But it was unclear whether Boehner would cast a vote for McCarthy to succeed him in what is likely to be his final vote in his nearly 25-year-long congressional career. Speakers tend not to cast floor votes except on high-profile matters or on particularly close votes. And McCarthy has had to battle the notion that he would represent a continuation of Boehner’s style and policy as speaker.
McCarthy has taken steps to distance himself from Boehner since the succession race began — for instance, by telling Fox News host Sean Hannity that Boehner deserves a “B-minus” for speakership. Boehner brushed that off at a Wednesday news conference: “I’m not into grading people, and the gentleman from California has got his opinion. I’m sure others have higher opinions and lower opinions.”
Spokeswoman Emily Schillinger said Thursday in response to a Washington Post inquiry that Boehner will vote for McCarthy both in Thursday’s party vote and in the floor vote, scheduled for one day before Boehner’s resignation.
That also clarifies the math for the Oct. 30 floor vote. Boehner’s vote makes it likelier that all 247 voting members of the House Republican Conference will cast votes, meaning McCarthy can afford to lose no more than 29 Republicans before falling below the guaranteed winning number of 218.
That winning number, a majority of those present and voting, could fall lower if members are absent or vote “present” on the floor. (For instance, due to absences, Boehner won the speaker’s chair in January with 216 votes.)

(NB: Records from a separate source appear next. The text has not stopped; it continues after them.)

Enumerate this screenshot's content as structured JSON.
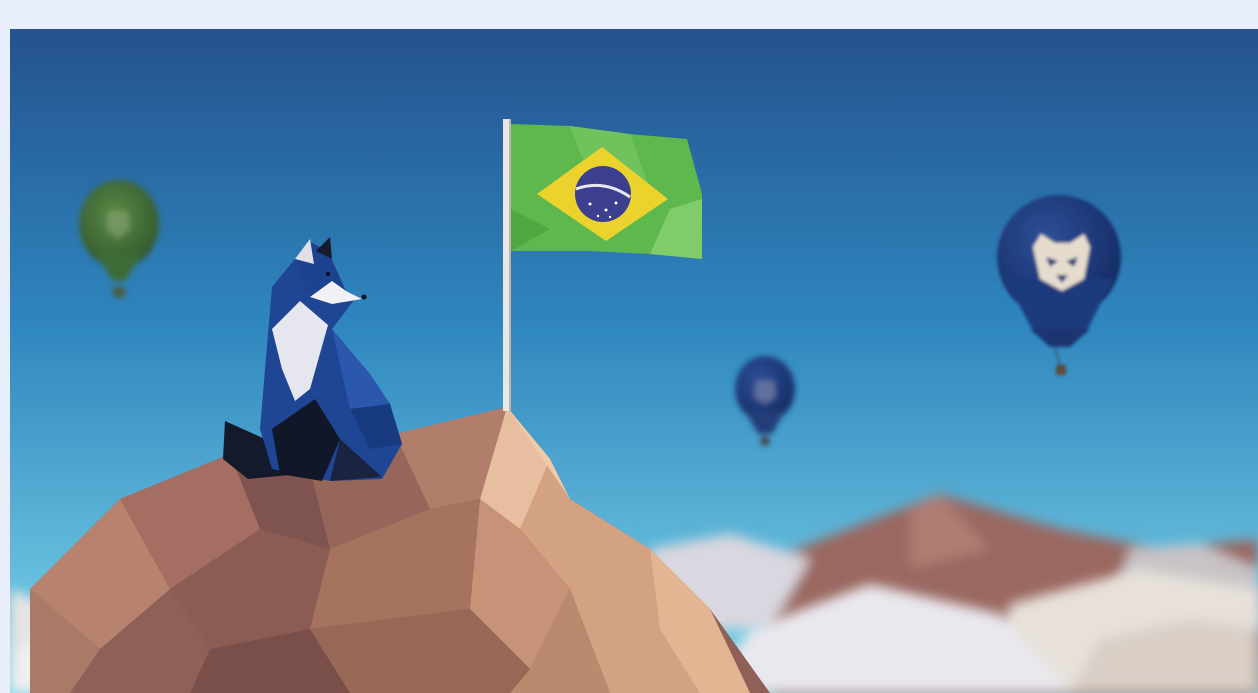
{
  "hero": {
    "colors": {
      "frame_background": "#e8effb",
      "sky_top": "#24528f",
      "sky_mid": "#2f87bf",
      "sky_bottom": "#7fd7ea",
      "fox_blue": "#1f4595",
      "fox_white": "#e6e6ee",
      "fox_dark": "#121a2c",
      "mountain_tan": "#d3a283",
      "mountain_brown": "#8f6058",
      "flag_green": "#5fb84d",
      "flag_yellow": "#ecd22c",
      "flag_blue": "#3c3e90",
      "balloon_green": "#3d6a36",
      "balloon_navy": "#1d3a7d"
    },
    "icons": {
      "flag": "brazil-flag",
      "mascot": "fox",
      "balloons": [
        "green-balloon",
        "small-navy-balloon",
        "large-navy-balloon"
      ]
    }
  }
}
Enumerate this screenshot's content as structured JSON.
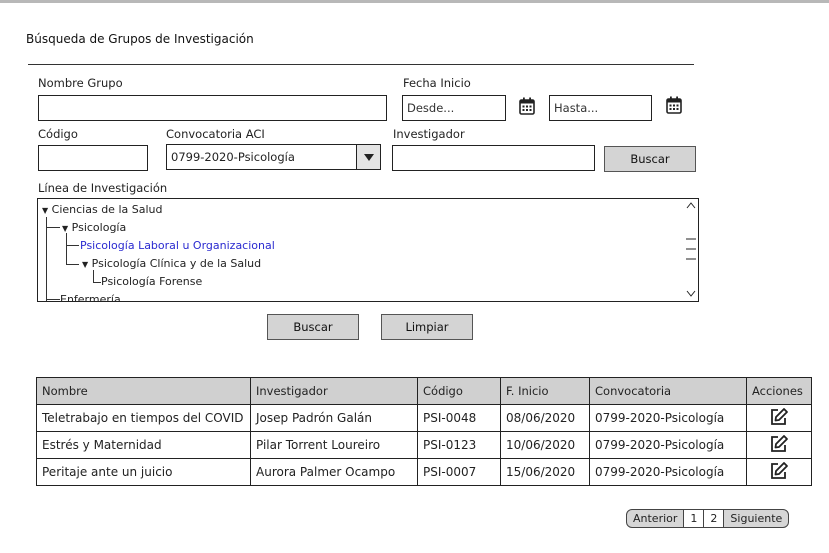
{
  "header": {
    "title": "Búsqueda de Grupos de Investigación"
  },
  "form": {
    "nombre_label": "Nombre Grupo",
    "fecha_label": "Fecha Inicio",
    "desde_placeholder": "Desde...",
    "hasta_placeholder": "Hasta...",
    "codigo_label": "Código",
    "convocatoria_label": "Convocatoria ACI",
    "convocatoria_value": "0799-2020-Psicología",
    "investigador_label": "Investigador",
    "investigador_search_label": "Buscar",
    "linea_label": "Línea de Investigación"
  },
  "tree": {
    "items": [
      {
        "label": "Ciencias de la Salud",
        "expanded": true
      },
      {
        "label": "Psicología",
        "expanded": true
      },
      {
        "label": "Psicología Laboral u Organizacional",
        "selected": true
      },
      {
        "label": "Psicología Clínica y de la Salud",
        "expanded": true
      },
      {
        "label": "Psicología Forense"
      },
      {
        "label": "Enfermería"
      }
    ]
  },
  "actions": {
    "search_label": "Buscar",
    "clear_label": "Limpiar"
  },
  "table": {
    "columns": [
      "Nombre",
      "Investigador",
      "Código",
      "F. Inicio",
      "Convocatoria",
      "Acciones"
    ],
    "rows": [
      [
        "Teletrabajo en tiempos del COVID",
        "Josep Padrón Galán",
        "PSI-0048",
        "08/06/2020",
        "0799-2020-Psicología"
      ],
      [
        "Estrés y Maternidad",
        "Pilar Torrent Loureiro",
        "PSI-0123",
        "10/06/2020",
        "0799-2020-Psicología"
      ],
      [
        "Peritaje ante un juicio",
        "Aurora Palmer Ocampo",
        "PSI-0007",
        "15/06/2020",
        "0799-2020-Psicología"
      ]
    ],
    "row_action_icon": "edit-icon"
  },
  "pagination": {
    "prev_label": "Anterior",
    "pages": [
      "1",
      "2"
    ],
    "next_label": "Siguiente"
  }
}
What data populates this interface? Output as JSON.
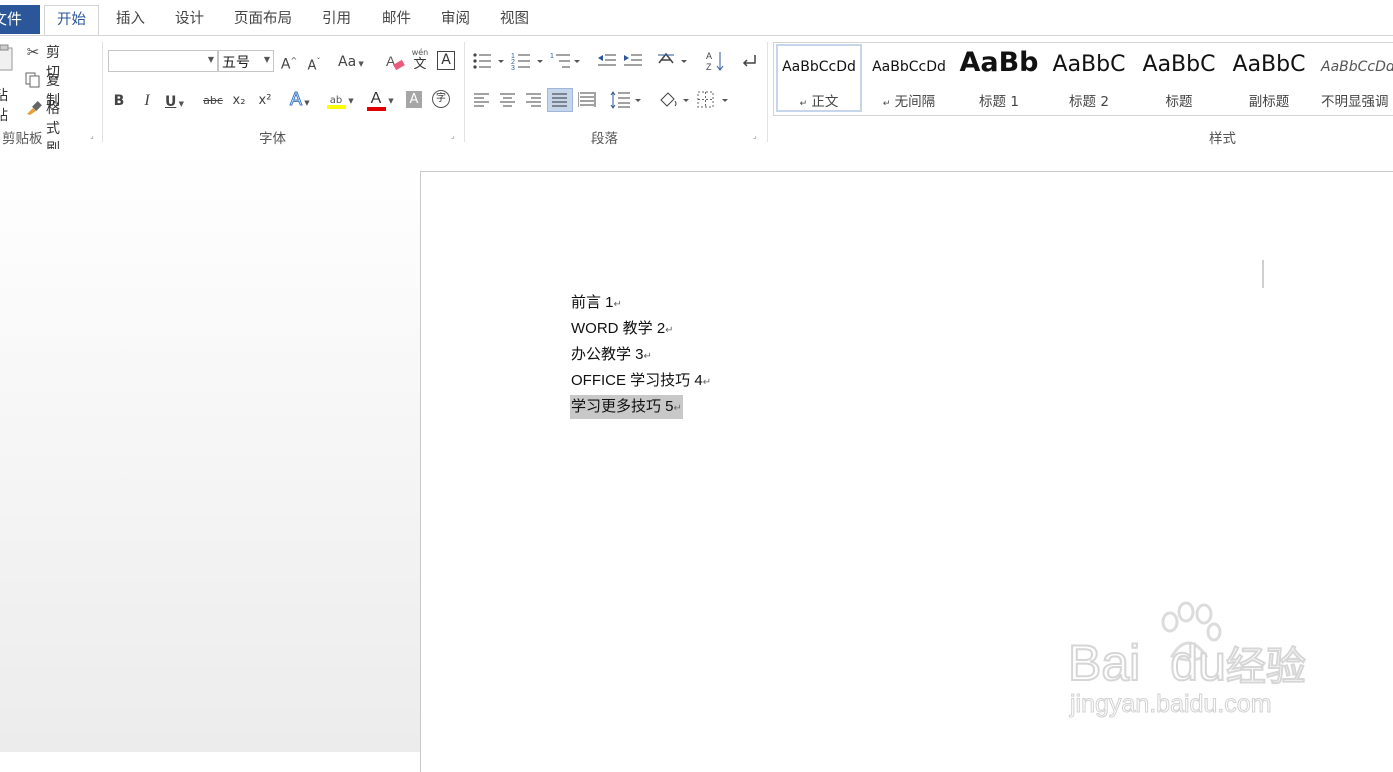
{
  "tabs": {
    "file": "文件",
    "home": "开始",
    "insert": "插入",
    "design": "设计",
    "layout": "页面布局",
    "references": "引用",
    "mailings": "邮件",
    "review": "审阅",
    "view": "视图"
  },
  "clipboard": {
    "paste": "粘贴",
    "cut": "剪切",
    "copy": "复制",
    "format_painter": "格式刷",
    "group_label": "剪贴板"
  },
  "font": {
    "font_name": "",
    "font_size": "五号",
    "change_case": "Aa",
    "phonetic_top": "wén",
    "phonetic_bottom": "文",
    "bold": "B",
    "italic": "I",
    "underline": "U",
    "strikethrough": "abc",
    "subscript": "x₂",
    "superscript": "x²",
    "text_effect": "A",
    "highlight": "ab",
    "font_color": "A",
    "char_shading": "A",
    "enclose": "字",
    "group_label": "字体",
    "highlight_color": "#ffff00",
    "font_color_value": "#ff0000"
  },
  "paragraph": {
    "group_label": "段落"
  },
  "styles": {
    "group_label": "样式",
    "items": [
      {
        "preview": "AaBbCcDd",
        "name": "正文",
        "mark": "↵"
      },
      {
        "preview": "AaBbCcDd",
        "name": "无间隔",
        "mark": "↵"
      },
      {
        "preview": "AaBb",
        "name": "标题 1",
        "mark": ""
      },
      {
        "preview": "AaBbC",
        "name": "标题 2",
        "mark": ""
      },
      {
        "preview": "AaBbC",
        "name": "标题",
        "mark": ""
      },
      {
        "preview": "AaBbC",
        "name": "副标题",
        "mark": ""
      },
      {
        "preview": "AaBbCcDd",
        "name": "不明显强调",
        "mark": ""
      }
    ]
  },
  "document": {
    "lines": [
      {
        "text": "前言 1"
      },
      {
        "text": "WORD 教学 2"
      },
      {
        "text": "办公教学 3"
      },
      {
        "text": "OFFICE 学习技巧 4"
      },
      {
        "text": "学习更多技巧 5"
      }
    ],
    "paragraph_mark": "↵"
  },
  "watermark": {
    "brand": "Bai",
    "brand_tail": "du",
    "cn": "经验",
    "url": "jingyan.baidu.com"
  },
  "colors": {
    "file_tab": "#2b579a",
    "active_tab_text": "#2b579a",
    "selection": "#c8c8c8"
  }
}
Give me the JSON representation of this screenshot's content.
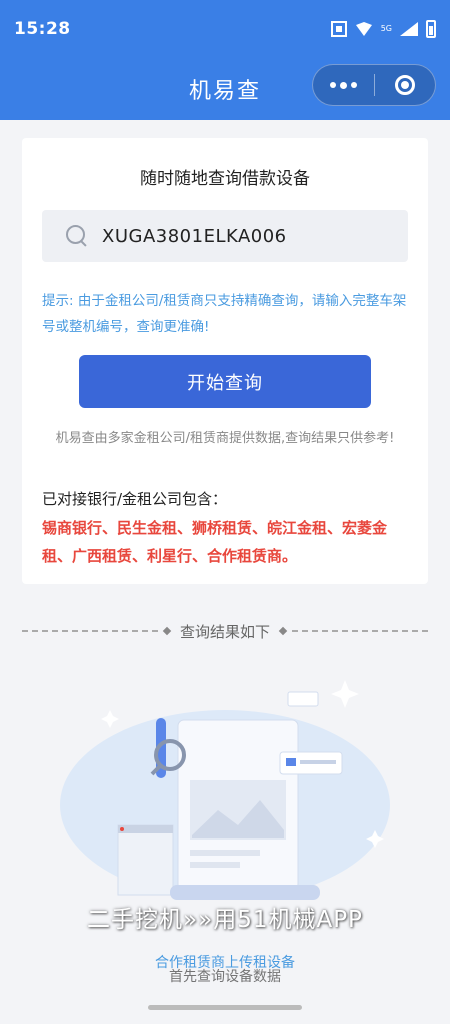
{
  "status_bar": {
    "time": "15:28",
    "network": "5G"
  },
  "nav": {
    "title": "机易查"
  },
  "card": {
    "title": "随时随地查询借款设备",
    "search": {
      "value": "XUGA3801ELKA006"
    },
    "hint": "提示: 由于金租公司/租赁商只支持精确查询，请输入完整车架号或整机编号，查询更准确!",
    "start_button": "开始查询",
    "note": "机易查由多家金租公司/租赁商提供数据,查询结果只供参考!",
    "partners_title": "已对接银行/金租公司包含：",
    "partners_list": "锡商银行、民生金租、狮桥租赁、皖江金租、宏菱金租、广西租赁、利星行、合作租赁商。"
  },
  "results": {
    "header": "查询结果如下"
  },
  "ad_overlay": "二手挖机»»用51机械APP",
  "bottom": {
    "link": "合作租赁商上传租设备",
    "sub": "首先查询设备数据"
  },
  "colors": {
    "primary": "#3a7fe6",
    "button": "#3a67d8",
    "hint": "#4a9be0",
    "partners": "#e8473d"
  }
}
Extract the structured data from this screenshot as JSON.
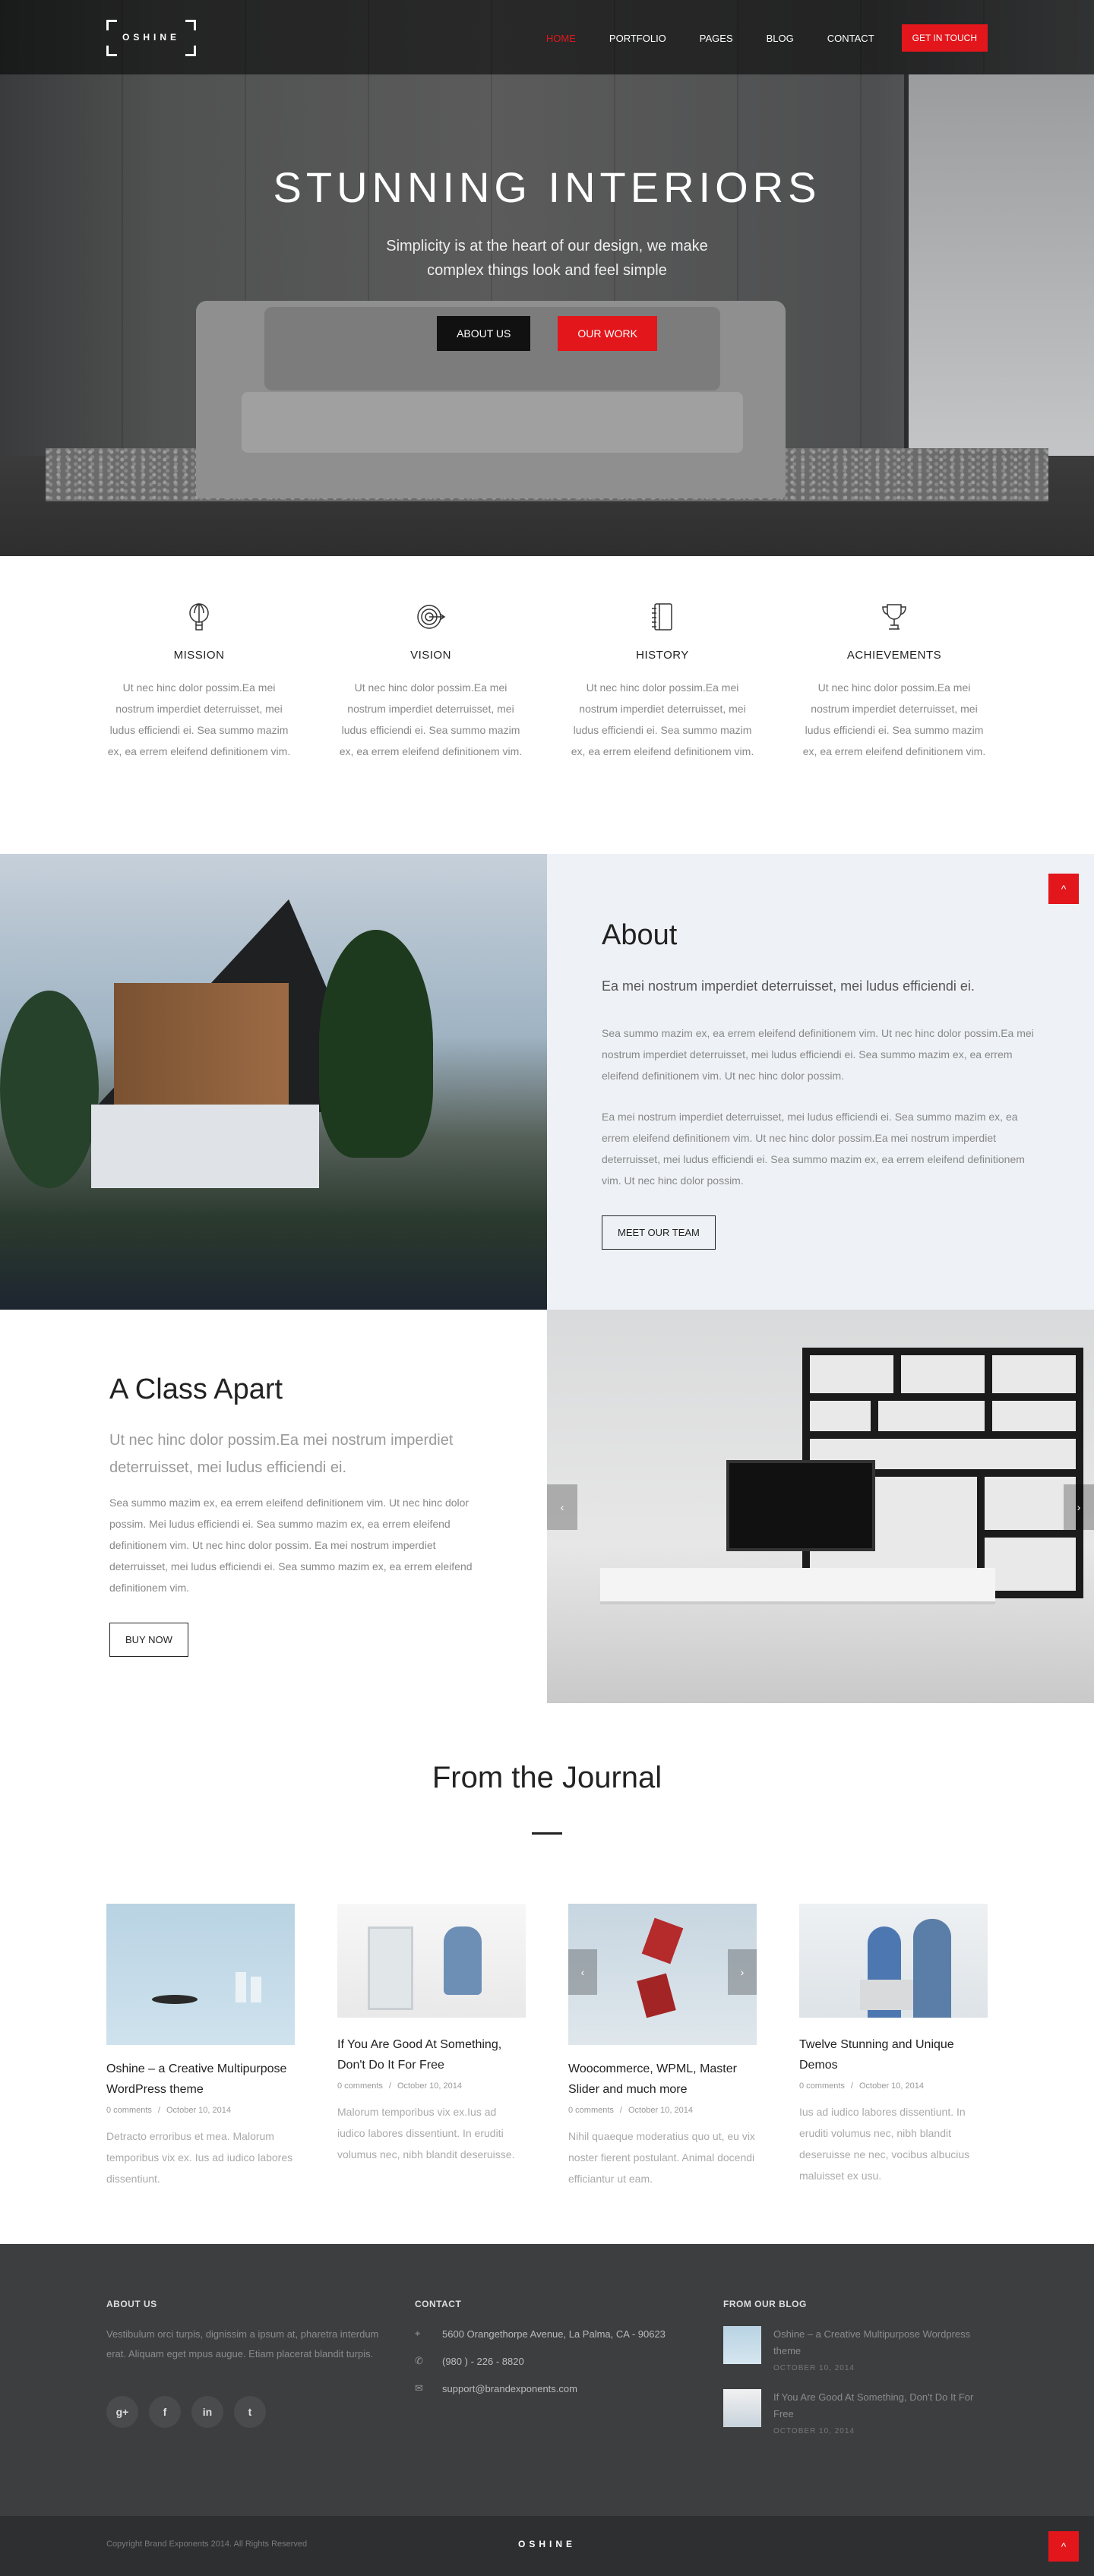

The possibility of a split GOP increased Wednesday after the hard-line conservative House Freedom Caucus, comprised of roughly 40 lawmakers, announced it was endorsing Rep. Daniel Webster (R-Fla.) in Thursday’s party vote.